Search the material below for the string "coins" and extract each line that has it.

Segment Start: DATA IN THIS EXERCISE

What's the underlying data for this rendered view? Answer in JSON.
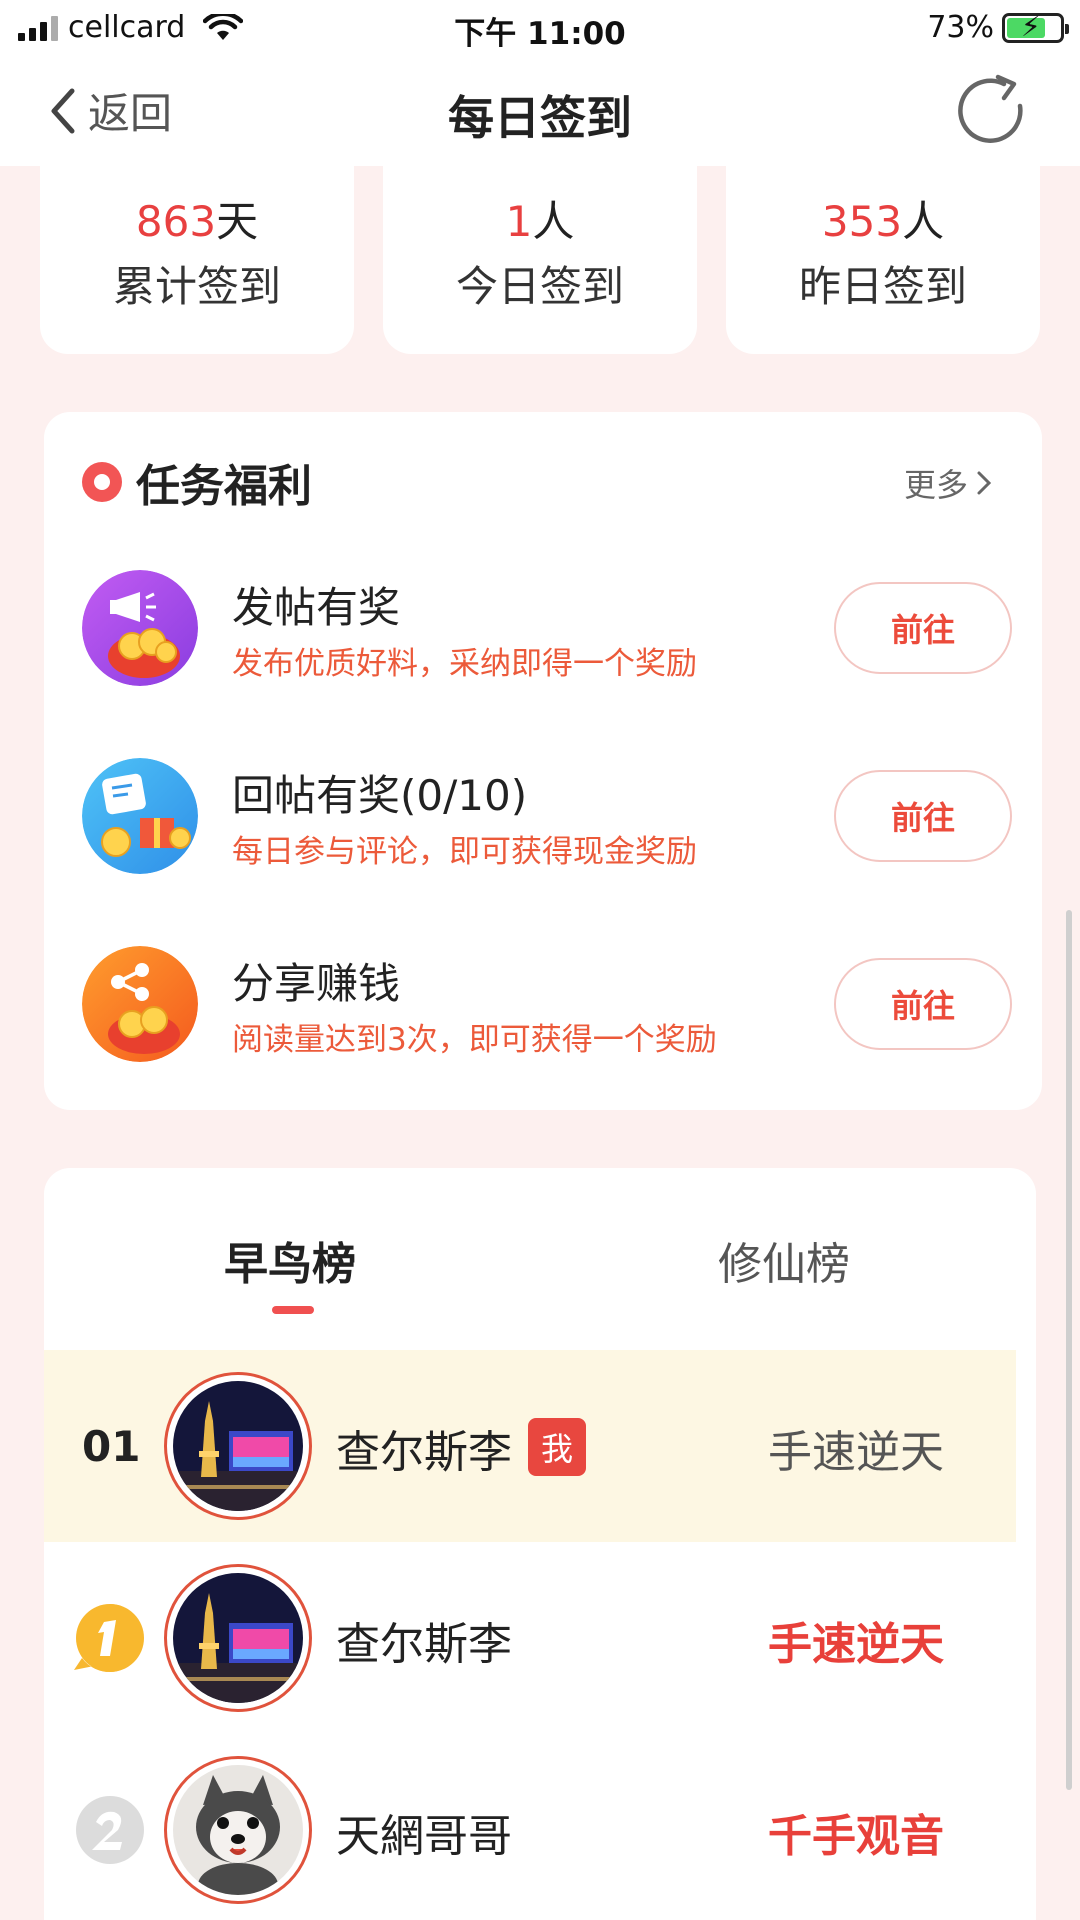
{
  "status_bar": {
    "carrier": "cellcard",
    "time": "下午 11:00",
    "battery": "73%",
    "battery_level": 0.73
  },
  "nav": {
    "back_label": "返回",
    "title": "每日签到",
    "refresh_icon": "refresh-icon"
  },
  "stats": [
    {
      "value": "863",
      "unit": "天",
      "label": "累计签到"
    },
    {
      "value": "1",
      "unit": "人",
      "label": "今日签到"
    },
    {
      "value": "353",
      "unit": "人",
      "label": "昨日签到"
    }
  ],
  "tasks": {
    "title": "任务福利",
    "more_label": "更多",
    "items": [
      {
        "title": "发帖有奖",
        "desc": "发布优质好料，采纳即得一个奖励",
        "button": "前往",
        "icon": "megaphone-coins-icon"
      },
      {
        "title": "回帖有奖(0/10)",
        "desc": "每日参与评论，即可获得现金奖励",
        "button": "前往",
        "icon": "comment-gift-icon"
      },
      {
        "title": "分享赚钱",
        "desc": "阅读量达到3次，即可获得一个奖励",
        "button": "前往",
        "icon": "share-coins-icon"
      }
    ]
  },
  "ranking": {
    "tabs": [
      "早鸟榜",
      "修仙榜"
    ],
    "active_tab": "早鸟榜",
    "me_badge": "我",
    "rows": [
      {
        "rank": "01",
        "name": "查尔斯李",
        "title": "手速逆天",
        "is_me": true,
        "avatar": "night-city-avatar"
      },
      {
        "rank": "1",
        "name": "查尔斯李",
        "title": "手速逆天",
        "is_me": false,
        "avatar": "night-city-avatar"
      },
      {
        "rank": "2",
        "name": "天網哥哥",
        "title": "千手观音",
        "is_me": false,
        "avatar": "husky-plush-avatar"
      }
    ]
  },
  "colors": {
    "accent_red": "#e8403a",
    "desc_orange": "#ec5a3a",
    "page_bg": "#fdf0ef",
    "me_row_bg": "#fdf7e3",
    "battery_green": "#4cd964"
  }
}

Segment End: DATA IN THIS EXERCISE

* _RESULT FOR THIS EXERCISE_
        "icon": "megaphone-coins-icon"
        "icon": "share-coins-icon"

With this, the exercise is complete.